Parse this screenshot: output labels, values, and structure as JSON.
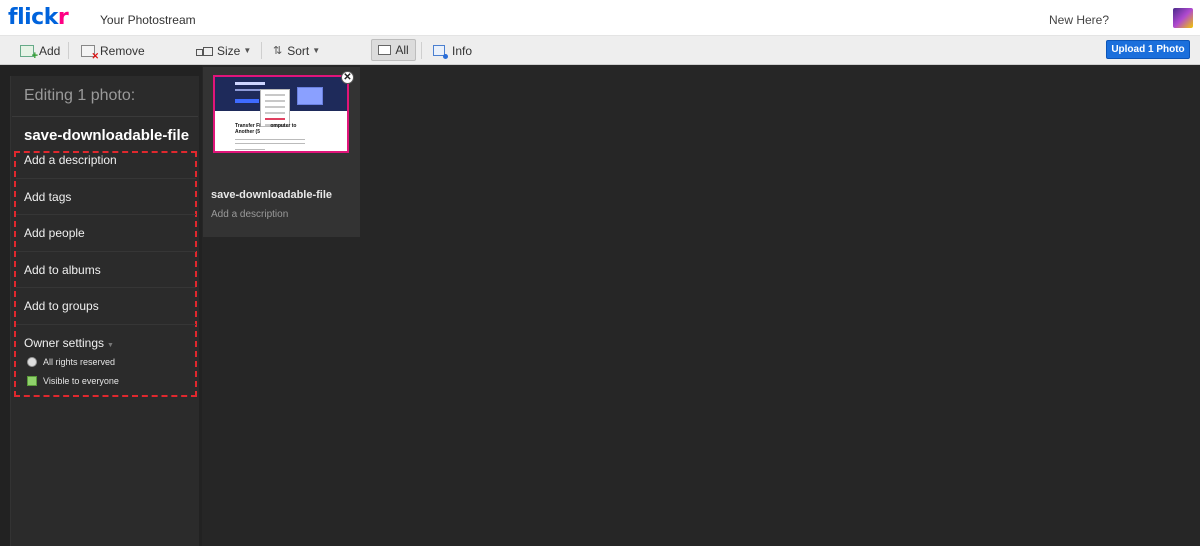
{
  "header": {
    "logo_part1": "flick",
    "logo_part2": "r",
    "page_title": "Your Photostream",
    "new_here": "New Here?"
  },
  "toolbar": {
    "add_label": "Add",
    "remove_label": "Remove",
    "size_label": "Size",
    "sort_label": "Sort",
    "all_label": "All",
    "info_label": "Info",
    "upload_label": "Upload 1 Photo"
  },
  "panel": {
    "editing_label": "Editing 1 photo:",
    "file_name": "save-downloadable-file",
    "options": [
      "Add a description",
      "Add tags",
      "Add people",
      "Add to albums",
      "Add to groups"
    ],
    "owner_settings": "Owner settings",
    "rights": "All rights reserved",
    "visibility": "Visible to everyone"
  },
  "photo": {
    "name": "save-downloadable-file",
    "description_placeholder": "Add a description",
    "thumb_title_line1": "Transfer Fi",
    "thumb_title_line1b": "omputer to",
    "thumb_title_line2": "Another (5"
  },
  "colors": {
    "brand_blue": "#0063dc",
    "brand_pink": "#ff0084",
    "upload_button": "#1b6fdc",
    "highlight_dash": "#e0282e",
    "thumb_border": "#e0157a"
  }
}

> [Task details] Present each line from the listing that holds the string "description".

> [Answer area]
      "Add a description",
    "description_placeholder": "Add a description",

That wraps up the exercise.